Records from a data source:
↓

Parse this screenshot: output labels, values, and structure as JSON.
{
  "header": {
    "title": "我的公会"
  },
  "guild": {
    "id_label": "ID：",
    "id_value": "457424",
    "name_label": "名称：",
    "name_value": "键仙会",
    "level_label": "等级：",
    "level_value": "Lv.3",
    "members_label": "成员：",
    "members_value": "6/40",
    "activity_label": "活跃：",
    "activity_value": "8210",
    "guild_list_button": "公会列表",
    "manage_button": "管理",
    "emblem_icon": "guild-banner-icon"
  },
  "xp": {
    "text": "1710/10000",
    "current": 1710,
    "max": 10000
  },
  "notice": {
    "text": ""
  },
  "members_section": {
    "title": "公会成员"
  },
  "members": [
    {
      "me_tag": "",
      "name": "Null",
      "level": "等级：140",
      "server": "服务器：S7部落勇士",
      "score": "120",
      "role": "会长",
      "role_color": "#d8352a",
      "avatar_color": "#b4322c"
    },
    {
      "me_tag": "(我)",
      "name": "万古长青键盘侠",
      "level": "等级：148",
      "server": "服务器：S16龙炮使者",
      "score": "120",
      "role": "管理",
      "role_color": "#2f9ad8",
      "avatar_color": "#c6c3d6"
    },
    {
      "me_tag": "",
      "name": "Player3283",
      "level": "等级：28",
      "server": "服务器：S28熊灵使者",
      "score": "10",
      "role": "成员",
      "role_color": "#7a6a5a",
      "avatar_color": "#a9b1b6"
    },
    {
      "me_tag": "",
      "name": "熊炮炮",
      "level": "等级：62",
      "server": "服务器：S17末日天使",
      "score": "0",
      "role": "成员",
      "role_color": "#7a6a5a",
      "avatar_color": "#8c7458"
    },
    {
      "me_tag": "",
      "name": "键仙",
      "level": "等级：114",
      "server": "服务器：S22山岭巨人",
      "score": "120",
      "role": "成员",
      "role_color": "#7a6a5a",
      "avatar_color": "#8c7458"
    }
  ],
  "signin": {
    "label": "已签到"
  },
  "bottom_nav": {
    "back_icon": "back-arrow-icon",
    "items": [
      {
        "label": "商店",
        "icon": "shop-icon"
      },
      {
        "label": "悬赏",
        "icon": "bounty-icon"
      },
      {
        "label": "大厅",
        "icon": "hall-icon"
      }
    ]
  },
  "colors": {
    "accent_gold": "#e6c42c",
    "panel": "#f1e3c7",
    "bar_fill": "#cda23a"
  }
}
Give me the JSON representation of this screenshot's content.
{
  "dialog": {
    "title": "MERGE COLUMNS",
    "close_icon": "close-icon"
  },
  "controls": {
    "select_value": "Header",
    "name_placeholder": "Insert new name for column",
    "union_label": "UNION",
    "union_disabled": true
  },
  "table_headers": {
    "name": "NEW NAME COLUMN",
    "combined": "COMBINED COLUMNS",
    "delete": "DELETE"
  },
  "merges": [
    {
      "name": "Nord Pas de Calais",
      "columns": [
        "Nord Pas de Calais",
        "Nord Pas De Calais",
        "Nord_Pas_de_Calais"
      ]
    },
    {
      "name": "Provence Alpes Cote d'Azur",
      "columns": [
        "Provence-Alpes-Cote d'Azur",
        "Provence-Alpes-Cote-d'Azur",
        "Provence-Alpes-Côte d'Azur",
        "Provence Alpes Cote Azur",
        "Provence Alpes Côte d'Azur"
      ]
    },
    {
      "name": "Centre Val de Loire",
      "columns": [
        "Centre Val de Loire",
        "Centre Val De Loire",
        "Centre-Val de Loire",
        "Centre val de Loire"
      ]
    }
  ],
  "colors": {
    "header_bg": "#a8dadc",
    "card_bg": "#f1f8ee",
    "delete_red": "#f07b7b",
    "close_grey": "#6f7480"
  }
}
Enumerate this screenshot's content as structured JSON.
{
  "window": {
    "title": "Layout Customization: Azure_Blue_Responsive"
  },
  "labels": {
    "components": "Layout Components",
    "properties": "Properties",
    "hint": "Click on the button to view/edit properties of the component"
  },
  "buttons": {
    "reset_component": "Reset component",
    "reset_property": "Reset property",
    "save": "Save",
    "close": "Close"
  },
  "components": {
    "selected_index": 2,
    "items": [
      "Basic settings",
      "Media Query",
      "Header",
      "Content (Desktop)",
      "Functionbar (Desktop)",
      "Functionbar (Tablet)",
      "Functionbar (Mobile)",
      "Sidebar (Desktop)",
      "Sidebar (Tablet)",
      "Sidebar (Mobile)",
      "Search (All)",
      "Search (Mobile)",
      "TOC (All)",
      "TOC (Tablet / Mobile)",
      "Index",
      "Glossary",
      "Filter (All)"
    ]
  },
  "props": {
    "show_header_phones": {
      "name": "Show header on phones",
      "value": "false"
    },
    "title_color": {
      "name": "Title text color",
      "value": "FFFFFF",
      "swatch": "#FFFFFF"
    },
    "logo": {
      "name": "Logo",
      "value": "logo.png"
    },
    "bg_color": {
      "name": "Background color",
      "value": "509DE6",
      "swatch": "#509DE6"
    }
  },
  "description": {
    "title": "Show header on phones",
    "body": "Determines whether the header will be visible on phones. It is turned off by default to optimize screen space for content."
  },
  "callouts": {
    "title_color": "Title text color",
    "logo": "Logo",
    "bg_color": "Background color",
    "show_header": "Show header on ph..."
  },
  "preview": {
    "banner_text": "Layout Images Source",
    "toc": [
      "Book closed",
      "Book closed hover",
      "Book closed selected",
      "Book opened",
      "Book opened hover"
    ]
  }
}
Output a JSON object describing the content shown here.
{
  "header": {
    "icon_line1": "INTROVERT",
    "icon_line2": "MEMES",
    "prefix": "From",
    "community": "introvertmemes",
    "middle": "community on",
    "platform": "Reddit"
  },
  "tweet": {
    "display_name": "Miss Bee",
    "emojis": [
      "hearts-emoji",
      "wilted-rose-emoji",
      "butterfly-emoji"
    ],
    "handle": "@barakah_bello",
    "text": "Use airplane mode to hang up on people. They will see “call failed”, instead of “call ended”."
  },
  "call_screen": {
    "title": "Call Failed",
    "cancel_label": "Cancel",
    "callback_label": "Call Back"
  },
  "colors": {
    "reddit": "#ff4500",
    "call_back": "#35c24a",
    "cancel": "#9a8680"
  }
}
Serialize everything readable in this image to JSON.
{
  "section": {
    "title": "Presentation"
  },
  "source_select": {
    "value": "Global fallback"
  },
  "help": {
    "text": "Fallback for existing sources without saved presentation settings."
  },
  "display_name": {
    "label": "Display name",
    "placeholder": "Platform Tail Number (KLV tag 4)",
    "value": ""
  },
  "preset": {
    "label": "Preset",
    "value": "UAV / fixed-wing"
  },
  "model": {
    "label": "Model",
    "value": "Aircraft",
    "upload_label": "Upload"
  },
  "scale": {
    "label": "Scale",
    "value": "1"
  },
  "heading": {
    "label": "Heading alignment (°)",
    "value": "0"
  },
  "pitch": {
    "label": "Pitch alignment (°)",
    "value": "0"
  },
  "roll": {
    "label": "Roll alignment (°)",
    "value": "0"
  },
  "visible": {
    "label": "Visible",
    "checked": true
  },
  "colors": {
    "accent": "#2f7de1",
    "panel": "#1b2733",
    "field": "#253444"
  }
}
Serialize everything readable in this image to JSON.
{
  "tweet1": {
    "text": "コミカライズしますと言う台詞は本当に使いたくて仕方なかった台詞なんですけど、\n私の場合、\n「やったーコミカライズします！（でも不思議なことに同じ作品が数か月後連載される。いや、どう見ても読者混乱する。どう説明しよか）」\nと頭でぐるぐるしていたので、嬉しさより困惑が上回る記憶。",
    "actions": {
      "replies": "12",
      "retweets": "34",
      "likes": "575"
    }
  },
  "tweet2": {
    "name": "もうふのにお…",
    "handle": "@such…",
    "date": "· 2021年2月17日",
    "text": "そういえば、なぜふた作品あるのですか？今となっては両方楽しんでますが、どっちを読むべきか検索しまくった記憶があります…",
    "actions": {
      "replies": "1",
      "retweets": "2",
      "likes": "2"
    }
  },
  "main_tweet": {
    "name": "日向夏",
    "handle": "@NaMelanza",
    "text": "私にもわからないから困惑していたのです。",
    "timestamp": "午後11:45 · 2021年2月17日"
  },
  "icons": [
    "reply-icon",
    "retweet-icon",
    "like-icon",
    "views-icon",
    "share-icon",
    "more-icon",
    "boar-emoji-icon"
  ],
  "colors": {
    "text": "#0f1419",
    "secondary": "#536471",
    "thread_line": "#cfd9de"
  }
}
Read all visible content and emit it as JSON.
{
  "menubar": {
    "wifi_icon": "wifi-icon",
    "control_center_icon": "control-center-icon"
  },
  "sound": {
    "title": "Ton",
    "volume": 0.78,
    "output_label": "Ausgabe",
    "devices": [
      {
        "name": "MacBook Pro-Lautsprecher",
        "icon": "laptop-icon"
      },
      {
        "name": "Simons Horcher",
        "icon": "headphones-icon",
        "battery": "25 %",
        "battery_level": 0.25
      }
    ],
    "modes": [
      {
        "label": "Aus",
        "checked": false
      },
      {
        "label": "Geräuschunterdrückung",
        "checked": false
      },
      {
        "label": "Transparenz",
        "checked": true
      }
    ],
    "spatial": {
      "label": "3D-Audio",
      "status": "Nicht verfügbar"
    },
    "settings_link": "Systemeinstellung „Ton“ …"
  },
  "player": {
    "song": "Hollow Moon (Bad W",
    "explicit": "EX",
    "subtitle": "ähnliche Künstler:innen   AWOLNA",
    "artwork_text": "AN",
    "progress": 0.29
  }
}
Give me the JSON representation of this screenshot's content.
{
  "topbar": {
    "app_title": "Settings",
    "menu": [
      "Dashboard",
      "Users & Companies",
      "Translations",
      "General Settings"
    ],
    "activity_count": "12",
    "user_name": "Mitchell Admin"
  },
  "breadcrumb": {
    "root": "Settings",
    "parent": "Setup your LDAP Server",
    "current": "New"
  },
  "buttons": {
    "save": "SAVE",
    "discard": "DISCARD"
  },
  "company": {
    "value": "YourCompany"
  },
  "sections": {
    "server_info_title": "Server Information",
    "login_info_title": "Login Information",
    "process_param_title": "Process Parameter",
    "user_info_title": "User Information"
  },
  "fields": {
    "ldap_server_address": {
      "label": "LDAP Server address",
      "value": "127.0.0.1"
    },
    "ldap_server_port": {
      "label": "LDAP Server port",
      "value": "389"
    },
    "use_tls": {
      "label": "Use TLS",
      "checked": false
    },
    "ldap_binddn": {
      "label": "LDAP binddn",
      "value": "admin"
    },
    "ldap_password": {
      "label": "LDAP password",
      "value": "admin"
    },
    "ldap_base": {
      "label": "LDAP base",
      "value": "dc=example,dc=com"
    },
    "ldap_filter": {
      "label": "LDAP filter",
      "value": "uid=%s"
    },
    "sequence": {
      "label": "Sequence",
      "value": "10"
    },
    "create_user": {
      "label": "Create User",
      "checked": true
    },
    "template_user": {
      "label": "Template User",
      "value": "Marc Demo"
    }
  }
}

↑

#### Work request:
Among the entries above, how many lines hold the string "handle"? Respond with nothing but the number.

#### Exercise solution:
3